**THE PROBLEM**
The lines to copy are those with "Massivwand" in them. Pull each one from the entries below.

(Web page and app entries)
%%
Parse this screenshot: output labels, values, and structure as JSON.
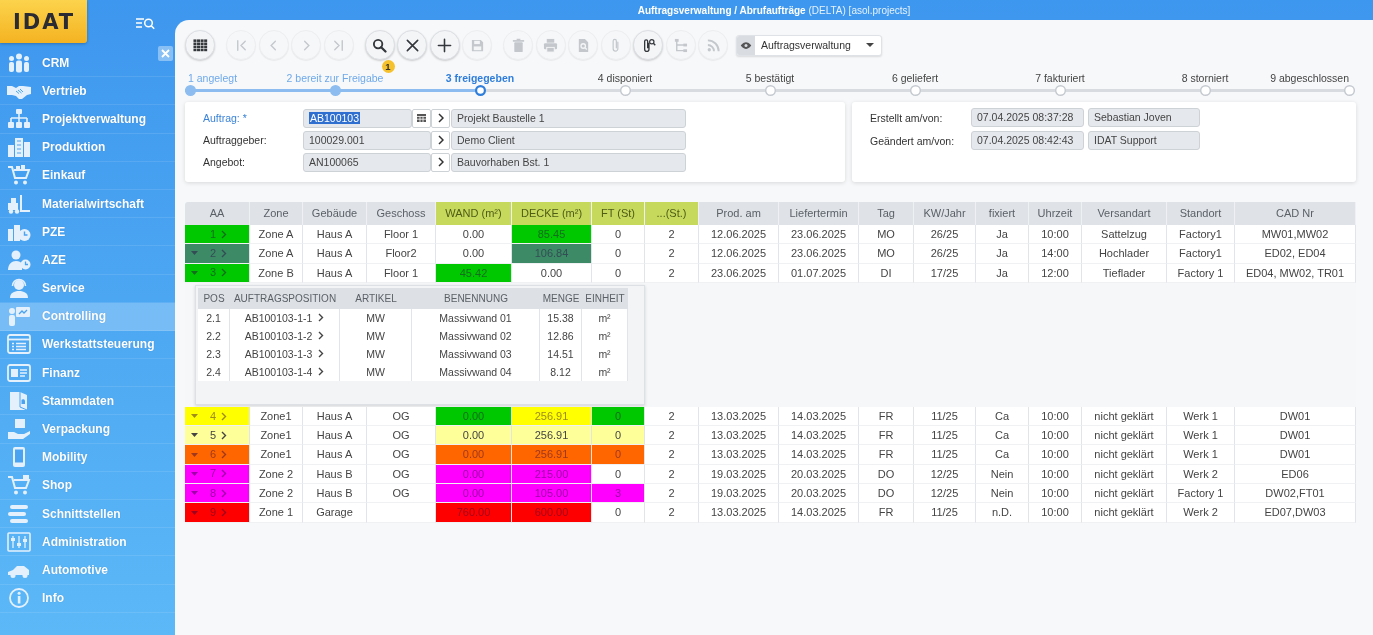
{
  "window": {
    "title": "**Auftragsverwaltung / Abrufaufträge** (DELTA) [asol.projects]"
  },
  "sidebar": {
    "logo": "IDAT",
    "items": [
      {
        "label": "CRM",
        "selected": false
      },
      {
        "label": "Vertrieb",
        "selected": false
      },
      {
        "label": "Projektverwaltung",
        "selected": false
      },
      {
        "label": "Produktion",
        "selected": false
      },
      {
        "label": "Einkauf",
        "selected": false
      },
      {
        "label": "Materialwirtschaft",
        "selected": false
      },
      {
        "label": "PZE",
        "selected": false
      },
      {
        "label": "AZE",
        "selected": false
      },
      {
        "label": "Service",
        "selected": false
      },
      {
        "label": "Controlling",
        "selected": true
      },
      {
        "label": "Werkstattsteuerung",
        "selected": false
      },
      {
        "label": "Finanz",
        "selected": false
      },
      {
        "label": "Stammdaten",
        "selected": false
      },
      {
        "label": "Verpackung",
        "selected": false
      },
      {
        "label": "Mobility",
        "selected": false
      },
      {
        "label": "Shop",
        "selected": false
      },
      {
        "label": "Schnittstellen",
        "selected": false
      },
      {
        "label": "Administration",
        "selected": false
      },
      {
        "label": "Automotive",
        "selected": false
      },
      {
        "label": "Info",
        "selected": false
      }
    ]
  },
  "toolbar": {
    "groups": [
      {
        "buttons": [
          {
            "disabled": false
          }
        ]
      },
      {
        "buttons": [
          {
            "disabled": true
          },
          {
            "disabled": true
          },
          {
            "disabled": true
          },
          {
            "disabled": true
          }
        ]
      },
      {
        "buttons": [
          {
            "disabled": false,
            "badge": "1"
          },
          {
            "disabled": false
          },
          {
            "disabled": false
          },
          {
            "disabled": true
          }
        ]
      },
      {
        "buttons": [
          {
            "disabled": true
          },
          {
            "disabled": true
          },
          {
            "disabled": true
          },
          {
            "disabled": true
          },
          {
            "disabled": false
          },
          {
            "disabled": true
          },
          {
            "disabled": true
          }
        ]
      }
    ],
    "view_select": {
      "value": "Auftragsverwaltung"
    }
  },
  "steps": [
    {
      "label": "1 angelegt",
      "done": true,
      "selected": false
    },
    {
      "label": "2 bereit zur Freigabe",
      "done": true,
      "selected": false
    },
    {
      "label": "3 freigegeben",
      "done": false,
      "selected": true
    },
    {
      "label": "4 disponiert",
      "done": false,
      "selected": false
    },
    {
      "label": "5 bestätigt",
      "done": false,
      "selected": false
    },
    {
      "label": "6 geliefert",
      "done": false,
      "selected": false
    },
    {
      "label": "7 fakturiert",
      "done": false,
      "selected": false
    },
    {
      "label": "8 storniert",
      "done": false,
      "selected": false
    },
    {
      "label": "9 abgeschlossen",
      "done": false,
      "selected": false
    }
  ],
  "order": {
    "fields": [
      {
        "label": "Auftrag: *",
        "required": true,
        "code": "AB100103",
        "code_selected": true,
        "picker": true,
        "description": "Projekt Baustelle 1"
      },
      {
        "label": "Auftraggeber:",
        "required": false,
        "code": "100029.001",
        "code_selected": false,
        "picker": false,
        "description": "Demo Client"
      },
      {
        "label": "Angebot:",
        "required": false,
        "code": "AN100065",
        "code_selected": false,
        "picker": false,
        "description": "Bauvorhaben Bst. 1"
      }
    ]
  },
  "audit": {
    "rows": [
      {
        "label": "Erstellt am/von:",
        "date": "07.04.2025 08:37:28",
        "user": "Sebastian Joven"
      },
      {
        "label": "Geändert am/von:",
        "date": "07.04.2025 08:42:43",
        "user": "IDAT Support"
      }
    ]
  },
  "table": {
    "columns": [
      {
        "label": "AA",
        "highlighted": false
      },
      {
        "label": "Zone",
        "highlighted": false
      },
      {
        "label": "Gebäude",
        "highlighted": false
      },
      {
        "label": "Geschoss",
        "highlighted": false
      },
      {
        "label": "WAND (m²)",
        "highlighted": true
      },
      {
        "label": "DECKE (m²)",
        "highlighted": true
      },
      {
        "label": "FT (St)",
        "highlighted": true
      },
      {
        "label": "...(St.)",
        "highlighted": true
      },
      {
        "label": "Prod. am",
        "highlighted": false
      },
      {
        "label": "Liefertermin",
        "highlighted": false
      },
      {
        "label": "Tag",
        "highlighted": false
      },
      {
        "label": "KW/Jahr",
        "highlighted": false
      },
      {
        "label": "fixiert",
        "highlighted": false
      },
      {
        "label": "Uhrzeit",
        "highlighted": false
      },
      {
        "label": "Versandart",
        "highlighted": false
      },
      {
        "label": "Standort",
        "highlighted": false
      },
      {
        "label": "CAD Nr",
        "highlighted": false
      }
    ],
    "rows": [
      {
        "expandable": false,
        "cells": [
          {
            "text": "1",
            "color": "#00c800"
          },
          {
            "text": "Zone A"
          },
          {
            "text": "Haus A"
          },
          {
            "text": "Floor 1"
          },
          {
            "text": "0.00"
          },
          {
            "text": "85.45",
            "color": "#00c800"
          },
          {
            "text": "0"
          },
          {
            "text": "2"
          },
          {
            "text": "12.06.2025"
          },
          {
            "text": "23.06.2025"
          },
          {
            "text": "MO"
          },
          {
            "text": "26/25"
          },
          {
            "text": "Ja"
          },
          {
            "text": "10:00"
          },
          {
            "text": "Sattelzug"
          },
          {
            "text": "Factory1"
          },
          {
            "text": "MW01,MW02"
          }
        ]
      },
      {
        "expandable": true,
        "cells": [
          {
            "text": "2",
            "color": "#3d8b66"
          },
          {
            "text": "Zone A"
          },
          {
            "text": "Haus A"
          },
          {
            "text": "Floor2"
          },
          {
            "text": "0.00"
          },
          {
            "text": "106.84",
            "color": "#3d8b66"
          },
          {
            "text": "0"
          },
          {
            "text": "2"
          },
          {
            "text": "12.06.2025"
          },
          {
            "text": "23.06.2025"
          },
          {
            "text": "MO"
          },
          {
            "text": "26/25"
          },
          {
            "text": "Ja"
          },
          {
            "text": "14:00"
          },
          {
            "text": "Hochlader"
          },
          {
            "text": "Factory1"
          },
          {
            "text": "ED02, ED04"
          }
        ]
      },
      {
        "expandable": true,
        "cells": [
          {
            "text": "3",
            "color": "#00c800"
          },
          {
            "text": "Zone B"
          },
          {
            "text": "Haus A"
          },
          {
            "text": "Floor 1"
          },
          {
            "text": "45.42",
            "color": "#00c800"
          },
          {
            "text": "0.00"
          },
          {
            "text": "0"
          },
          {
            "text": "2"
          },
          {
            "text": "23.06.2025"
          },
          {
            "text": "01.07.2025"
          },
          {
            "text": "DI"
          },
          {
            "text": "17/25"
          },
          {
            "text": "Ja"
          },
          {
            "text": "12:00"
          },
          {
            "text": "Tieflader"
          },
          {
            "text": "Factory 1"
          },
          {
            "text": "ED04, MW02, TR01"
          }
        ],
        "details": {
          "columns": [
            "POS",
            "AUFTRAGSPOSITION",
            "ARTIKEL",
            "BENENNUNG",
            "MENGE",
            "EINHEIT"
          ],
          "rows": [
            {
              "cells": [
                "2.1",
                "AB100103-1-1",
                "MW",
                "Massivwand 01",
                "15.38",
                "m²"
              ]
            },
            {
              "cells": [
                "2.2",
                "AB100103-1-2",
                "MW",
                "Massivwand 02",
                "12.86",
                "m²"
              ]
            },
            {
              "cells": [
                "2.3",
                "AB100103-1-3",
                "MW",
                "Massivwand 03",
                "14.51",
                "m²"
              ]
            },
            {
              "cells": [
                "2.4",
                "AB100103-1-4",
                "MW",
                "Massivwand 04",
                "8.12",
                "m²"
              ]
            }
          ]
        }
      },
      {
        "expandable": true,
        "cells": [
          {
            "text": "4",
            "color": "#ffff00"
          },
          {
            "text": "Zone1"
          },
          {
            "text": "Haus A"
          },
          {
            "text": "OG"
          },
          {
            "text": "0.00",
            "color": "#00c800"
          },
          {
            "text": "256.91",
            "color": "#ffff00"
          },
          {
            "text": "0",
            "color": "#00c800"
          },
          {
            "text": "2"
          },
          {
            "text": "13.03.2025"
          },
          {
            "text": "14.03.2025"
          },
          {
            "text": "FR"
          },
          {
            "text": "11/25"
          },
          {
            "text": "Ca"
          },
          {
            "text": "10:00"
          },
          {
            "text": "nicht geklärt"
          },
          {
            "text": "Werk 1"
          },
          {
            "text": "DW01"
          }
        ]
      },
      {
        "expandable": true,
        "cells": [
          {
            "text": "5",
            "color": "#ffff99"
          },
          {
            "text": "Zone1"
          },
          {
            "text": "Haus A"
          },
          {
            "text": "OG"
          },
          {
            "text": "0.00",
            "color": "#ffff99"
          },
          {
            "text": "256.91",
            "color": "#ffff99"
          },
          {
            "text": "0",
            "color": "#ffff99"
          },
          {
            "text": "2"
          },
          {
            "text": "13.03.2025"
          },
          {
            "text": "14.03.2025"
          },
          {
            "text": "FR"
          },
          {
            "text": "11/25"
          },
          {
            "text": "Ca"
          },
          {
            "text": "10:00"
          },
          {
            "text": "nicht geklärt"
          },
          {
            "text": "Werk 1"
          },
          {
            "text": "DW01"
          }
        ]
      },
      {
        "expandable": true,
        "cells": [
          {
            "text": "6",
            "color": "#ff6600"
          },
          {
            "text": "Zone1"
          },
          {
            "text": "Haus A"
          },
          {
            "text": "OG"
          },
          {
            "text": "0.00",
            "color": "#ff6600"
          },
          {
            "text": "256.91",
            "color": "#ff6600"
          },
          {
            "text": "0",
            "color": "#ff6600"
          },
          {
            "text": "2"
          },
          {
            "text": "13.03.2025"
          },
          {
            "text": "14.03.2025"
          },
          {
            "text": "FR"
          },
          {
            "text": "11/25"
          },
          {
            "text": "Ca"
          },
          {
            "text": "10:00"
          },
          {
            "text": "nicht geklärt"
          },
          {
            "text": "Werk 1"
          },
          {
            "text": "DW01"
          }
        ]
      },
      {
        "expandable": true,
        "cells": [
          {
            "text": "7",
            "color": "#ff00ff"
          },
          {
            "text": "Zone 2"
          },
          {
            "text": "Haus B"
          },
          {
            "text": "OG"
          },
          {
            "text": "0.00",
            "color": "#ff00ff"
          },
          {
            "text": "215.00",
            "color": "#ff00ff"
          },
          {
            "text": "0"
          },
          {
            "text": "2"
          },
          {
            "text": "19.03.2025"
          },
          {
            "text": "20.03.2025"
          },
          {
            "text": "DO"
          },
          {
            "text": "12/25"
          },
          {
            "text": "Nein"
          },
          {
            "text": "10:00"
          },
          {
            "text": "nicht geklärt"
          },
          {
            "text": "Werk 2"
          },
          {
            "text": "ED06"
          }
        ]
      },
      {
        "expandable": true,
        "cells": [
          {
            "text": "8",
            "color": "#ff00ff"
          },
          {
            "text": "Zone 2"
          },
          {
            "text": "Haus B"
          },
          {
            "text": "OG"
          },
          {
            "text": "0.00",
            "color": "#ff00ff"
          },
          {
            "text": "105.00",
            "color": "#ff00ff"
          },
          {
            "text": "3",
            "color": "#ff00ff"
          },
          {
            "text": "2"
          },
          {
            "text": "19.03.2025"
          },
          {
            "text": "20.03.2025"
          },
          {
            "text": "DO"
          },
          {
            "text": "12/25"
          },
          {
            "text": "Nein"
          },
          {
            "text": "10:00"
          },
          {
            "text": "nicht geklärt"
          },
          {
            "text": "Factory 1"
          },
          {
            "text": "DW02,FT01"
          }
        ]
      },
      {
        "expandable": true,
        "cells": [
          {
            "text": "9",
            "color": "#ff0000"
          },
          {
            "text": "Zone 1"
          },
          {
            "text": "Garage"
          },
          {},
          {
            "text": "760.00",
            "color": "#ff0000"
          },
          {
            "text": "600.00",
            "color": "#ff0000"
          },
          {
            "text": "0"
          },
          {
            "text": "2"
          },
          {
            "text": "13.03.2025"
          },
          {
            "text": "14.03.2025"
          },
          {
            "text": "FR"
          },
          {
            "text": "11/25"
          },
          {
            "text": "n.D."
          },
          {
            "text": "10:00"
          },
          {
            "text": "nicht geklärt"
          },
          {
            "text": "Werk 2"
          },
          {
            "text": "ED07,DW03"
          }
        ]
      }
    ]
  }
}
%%
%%
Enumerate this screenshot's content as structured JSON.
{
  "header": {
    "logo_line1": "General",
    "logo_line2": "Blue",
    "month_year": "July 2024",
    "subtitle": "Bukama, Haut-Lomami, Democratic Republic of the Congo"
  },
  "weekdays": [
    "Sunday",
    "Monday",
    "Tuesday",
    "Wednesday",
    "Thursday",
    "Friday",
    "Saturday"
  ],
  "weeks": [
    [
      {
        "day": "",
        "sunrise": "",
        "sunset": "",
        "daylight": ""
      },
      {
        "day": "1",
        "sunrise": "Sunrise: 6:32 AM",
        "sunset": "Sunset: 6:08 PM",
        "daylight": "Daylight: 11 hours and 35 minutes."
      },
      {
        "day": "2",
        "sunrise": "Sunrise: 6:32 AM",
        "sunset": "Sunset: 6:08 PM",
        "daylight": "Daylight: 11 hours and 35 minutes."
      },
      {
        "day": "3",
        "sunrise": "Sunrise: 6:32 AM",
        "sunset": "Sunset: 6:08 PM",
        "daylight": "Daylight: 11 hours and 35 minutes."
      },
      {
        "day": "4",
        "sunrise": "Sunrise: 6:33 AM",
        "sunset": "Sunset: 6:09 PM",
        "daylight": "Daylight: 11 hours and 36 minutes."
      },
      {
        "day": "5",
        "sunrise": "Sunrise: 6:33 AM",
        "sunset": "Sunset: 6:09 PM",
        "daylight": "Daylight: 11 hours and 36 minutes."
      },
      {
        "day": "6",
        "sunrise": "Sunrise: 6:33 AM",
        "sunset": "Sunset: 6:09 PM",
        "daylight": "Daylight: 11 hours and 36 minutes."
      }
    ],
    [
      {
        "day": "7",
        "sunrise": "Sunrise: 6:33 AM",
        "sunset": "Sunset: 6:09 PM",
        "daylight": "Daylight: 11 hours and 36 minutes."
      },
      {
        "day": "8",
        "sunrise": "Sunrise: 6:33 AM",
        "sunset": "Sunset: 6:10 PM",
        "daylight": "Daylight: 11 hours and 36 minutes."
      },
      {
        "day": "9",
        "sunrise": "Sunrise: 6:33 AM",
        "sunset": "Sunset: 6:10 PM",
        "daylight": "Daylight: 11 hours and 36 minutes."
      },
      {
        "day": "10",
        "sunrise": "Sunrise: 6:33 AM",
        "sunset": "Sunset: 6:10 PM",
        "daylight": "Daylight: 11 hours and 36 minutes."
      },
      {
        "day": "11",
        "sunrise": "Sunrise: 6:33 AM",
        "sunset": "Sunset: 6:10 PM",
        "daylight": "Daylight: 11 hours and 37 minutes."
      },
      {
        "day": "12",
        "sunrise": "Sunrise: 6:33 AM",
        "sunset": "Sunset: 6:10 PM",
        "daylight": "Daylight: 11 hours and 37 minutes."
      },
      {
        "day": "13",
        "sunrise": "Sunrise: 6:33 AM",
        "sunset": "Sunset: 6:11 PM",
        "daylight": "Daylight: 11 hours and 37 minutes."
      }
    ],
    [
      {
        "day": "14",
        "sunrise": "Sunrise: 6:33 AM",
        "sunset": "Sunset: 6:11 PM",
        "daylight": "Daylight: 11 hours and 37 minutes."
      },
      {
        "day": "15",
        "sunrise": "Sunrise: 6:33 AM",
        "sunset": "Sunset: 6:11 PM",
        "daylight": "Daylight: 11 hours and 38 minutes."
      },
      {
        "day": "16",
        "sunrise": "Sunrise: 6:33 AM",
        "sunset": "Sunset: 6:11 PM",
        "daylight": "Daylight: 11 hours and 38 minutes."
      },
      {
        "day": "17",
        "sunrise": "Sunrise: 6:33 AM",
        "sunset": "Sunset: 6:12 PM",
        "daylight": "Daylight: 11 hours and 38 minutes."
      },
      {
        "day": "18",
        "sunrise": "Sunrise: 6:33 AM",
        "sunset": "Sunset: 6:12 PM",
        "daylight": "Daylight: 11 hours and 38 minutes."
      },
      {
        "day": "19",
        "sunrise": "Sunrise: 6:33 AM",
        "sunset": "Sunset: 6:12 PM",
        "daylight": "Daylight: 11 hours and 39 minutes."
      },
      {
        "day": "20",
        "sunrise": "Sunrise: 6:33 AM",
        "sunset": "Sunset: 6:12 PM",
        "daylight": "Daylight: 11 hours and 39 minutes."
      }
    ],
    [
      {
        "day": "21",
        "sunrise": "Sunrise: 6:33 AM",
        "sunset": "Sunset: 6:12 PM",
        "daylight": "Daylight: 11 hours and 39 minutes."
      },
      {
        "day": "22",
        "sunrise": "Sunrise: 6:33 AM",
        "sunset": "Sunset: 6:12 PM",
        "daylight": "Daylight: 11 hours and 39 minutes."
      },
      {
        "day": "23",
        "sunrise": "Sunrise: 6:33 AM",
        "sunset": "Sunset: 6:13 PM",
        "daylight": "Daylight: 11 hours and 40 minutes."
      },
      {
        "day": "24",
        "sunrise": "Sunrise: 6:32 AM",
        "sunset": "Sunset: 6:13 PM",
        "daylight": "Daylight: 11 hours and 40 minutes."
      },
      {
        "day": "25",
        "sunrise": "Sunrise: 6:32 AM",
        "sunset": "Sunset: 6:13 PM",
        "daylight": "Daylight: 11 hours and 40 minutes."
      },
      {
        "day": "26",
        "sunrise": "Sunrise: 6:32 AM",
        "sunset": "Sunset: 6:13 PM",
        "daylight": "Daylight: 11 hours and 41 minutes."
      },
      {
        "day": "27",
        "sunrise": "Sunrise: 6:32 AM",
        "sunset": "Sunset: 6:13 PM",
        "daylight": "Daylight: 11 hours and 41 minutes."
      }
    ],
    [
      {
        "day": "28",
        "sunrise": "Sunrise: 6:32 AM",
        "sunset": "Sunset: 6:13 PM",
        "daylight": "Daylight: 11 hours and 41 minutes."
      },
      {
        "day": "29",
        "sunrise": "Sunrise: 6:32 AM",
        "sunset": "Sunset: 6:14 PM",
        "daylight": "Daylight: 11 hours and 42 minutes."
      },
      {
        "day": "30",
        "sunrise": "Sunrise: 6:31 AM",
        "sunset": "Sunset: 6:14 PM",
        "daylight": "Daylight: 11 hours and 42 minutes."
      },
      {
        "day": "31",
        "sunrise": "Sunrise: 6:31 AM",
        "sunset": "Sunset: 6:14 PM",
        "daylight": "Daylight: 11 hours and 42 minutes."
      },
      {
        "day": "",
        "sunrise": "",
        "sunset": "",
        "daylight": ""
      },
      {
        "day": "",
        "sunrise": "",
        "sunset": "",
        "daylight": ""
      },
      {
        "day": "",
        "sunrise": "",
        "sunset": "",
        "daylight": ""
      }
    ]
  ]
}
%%
**RESPONSE AREA**
                "Massivwand 01",
                "Massivwand 02",
                "Massivwand 03",
                "Massivwand 04",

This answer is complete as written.